Netflix’s thriller/horror flick The Open House stars Dylan Minnette (13 Reasons Why) as Logan, and Piercey Dalton (Fruitcake) as his mother, Naomi. After the devastating and unexpected loss of his father, the two are unable to pay the rent on their home and move into a relative’s empty vacation home. It’s for sale, but the two only need to leave the house for a few hours on Sundays for the open house.
Logan and his mother stop at a store to buy supplies on their way to their new home. There they are greeted by Martha (Patricia Bethune), their new neighbor who knows all about their lives and their tragedy. She’s proper small town creepy for a movie like this and leaves Logan feeling uneasy. She even calls the vacation home as soon as the duo walk into the house. TEXTBOOK HORROR CHARACTER.
They also meet Chris (Sharif Atkins) while shopping to kill time during an open house. He flirts with Naomi, which angers Logan. He also seems to pop up at odd and coincidental times throughout the movie. TEXTBOOK HORROR CHARACTER.
The vacation home is in the middle of nowhere and is almost comically opulent, except for the unfinished basement. It sprawls and turns endlessly like the catacombs under Paris, but the upstairs is a House Hunters wet dream. Logan’s exploration uncovers what looks like a small cave, which is strange occurrence number one. From there, the movie strays from the path of most horror movies involving poor people gaining access to a seemingly perfect home that turns out to be a nightmare. There is no succession of scares or incidents.
Directors and writers Matt Angel (Legends of Tomorrow) and Suzanne Coote have a specific idea concerning how they think a horror film should look, with wide shots to alert the viewer to keep their eyes open, long tracking shots of descending basement stairs or investigating noises, and close-ups before a jump scare. There’s even a butt shot during a shower scene for no reason whatsoever.
Alas, a few creepy instances coupled with grief doesn’t exactly make for compelling horror. Forty-three minutes in and nothing outright terrible has even happened in the house — it’s a cluster of odd interactions, angst, and cliches telegraphed by repetition of a song, ominous music, and those damn close ups.
When the ending finally arrives, it moves at roughly ten times the speed of anything else in the movie.
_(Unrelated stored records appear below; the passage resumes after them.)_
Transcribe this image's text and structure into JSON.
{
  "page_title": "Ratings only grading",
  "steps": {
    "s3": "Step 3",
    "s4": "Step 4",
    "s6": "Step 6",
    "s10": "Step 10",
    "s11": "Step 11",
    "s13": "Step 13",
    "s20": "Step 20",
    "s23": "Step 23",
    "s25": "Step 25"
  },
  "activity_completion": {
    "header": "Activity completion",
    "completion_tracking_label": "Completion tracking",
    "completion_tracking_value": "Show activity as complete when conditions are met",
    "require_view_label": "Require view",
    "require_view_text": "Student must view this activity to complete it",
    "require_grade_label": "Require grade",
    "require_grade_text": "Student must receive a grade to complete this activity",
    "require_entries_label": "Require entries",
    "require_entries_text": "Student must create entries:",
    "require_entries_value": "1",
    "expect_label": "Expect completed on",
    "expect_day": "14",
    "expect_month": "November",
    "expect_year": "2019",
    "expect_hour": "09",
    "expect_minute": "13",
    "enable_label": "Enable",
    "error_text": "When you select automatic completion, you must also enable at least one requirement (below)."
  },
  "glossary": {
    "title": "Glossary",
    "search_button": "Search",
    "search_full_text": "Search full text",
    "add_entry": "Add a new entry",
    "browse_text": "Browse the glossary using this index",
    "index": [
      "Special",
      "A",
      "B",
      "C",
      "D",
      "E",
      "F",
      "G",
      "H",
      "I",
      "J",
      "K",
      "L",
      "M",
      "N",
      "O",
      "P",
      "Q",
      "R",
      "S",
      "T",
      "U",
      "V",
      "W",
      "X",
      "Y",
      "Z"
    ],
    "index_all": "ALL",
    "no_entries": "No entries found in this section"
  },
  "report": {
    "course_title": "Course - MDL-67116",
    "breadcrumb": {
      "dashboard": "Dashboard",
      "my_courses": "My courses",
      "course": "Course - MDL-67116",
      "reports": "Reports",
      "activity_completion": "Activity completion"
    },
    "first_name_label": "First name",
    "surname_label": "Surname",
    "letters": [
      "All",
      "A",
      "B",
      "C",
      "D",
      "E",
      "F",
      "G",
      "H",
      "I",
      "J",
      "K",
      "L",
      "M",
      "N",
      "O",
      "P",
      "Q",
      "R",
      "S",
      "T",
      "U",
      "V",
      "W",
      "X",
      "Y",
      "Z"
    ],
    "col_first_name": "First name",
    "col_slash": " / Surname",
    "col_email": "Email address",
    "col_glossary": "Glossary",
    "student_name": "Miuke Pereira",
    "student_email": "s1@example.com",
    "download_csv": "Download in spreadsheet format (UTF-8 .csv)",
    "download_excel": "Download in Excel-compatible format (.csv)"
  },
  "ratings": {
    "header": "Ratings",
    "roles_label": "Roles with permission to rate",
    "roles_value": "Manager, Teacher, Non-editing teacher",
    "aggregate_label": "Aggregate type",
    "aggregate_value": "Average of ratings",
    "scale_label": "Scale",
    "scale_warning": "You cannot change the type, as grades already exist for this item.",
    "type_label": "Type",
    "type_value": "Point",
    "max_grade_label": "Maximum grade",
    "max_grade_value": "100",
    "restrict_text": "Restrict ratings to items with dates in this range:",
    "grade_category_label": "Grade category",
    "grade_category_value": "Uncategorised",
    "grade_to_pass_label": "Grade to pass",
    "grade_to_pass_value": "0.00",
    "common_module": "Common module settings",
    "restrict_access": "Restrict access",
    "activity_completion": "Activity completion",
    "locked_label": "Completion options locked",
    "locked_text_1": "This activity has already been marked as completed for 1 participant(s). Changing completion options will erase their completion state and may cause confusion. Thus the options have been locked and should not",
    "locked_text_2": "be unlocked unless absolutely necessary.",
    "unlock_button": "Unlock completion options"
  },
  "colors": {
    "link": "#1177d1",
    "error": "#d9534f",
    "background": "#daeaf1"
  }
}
The Open House isn’t anything new or different. It’s clear that Angel and Coote saw The Strangers and decided to make their own version of it, removing the claustrophobia, intensity, and emotion. It is a waste of the talent involved and the freedom that comes with making movies for a streaming service.